In a way, Claudia illustrates just how far ’80s and ’90s pop culture had gone in terms of Asian American representation, and how far it has yet to go. It’s a topic that hits close to home for Ding, who began working on her documentary as a way to call for more inclusivity and diversity in media, in terms of both creator representation and onscreen representation. According to Ding, there are real-life implications when people don’t see themselves reflected in the entertainment they consume. “It's not just that we don't feel good when we don't see ourselves represented," she says, "it's that it really affects what we think of as possible for ourselves."
Kuhn agreed that the dearth of Asian American representation in books also shaped the way she viewed her prospects in writing. “The things I liked to read — sci-fi, fantasy comics books, and romance books — were not really [genres] where I saw Asian American girls centered,” says Kuhn. “So I don’t think I knew I could tell stories about girls who looked like me.” But Claudia provided creatives like Kuhn and comic artist Galligan with a sense of validation and belonging that inspires them to this day.

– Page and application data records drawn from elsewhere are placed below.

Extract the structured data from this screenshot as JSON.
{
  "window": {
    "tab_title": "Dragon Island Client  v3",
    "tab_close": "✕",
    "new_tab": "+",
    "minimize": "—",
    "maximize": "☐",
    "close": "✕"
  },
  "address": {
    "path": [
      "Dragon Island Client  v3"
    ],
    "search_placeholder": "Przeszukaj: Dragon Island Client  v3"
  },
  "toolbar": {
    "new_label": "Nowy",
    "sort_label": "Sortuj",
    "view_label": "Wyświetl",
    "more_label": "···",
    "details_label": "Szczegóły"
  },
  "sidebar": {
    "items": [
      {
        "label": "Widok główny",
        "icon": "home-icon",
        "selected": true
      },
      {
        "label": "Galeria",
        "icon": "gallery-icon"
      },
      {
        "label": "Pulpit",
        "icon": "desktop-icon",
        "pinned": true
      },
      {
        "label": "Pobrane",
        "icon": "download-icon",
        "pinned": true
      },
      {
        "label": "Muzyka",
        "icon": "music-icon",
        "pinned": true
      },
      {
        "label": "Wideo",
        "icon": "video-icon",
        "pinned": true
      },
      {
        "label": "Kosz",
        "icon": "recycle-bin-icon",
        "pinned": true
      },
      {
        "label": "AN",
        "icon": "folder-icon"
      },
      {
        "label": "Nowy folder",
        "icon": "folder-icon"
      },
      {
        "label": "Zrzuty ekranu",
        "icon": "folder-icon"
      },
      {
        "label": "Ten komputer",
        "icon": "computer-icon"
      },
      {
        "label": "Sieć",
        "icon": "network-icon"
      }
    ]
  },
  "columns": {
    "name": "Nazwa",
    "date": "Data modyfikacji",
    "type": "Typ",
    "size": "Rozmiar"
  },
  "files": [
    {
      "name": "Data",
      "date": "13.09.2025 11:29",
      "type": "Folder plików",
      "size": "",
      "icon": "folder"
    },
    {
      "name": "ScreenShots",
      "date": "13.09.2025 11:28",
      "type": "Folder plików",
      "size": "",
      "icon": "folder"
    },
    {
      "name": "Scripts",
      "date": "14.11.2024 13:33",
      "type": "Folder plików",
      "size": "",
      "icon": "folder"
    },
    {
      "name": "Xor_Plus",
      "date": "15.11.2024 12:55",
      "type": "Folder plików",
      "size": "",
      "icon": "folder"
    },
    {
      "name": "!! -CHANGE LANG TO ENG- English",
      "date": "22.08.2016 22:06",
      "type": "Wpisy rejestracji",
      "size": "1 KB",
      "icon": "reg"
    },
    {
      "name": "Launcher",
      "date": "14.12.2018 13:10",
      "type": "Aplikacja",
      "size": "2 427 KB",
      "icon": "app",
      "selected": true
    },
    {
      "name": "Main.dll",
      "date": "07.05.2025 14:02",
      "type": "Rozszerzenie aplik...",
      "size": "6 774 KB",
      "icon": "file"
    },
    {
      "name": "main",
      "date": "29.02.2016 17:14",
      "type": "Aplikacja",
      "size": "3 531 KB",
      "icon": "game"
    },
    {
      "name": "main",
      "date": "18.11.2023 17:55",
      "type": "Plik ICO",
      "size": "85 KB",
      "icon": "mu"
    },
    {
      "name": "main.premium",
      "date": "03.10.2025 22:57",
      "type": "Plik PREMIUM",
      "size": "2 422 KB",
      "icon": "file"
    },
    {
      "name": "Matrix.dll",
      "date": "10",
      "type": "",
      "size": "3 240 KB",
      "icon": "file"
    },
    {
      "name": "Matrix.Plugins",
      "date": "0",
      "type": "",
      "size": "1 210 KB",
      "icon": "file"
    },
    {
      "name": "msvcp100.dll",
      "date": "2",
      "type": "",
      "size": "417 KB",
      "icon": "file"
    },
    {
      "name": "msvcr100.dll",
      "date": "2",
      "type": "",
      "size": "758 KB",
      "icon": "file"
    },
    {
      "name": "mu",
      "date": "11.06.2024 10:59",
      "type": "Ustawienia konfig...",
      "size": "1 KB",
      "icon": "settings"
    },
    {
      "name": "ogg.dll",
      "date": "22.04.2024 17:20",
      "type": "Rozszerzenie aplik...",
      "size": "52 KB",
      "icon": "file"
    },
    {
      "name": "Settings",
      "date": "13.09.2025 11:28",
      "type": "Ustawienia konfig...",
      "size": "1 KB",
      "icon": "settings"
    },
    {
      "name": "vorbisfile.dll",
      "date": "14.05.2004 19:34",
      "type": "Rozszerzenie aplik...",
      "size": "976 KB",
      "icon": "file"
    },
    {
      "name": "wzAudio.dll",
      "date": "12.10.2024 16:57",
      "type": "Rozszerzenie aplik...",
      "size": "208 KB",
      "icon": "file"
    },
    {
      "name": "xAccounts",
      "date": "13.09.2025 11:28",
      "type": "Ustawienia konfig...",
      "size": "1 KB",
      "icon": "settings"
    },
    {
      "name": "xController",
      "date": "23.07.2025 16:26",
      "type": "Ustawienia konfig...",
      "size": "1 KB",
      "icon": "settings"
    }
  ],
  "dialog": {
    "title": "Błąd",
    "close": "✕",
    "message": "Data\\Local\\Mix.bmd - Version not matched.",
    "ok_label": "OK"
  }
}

“Growing up knowing that she was a person on the page who could be me meant the world,” says Galligan. Claudia’s existence assured Galligan that, “no matter what you do, you can make creative choices, you can be yourself, and you're always going to find people who accept that about you and believe in you.”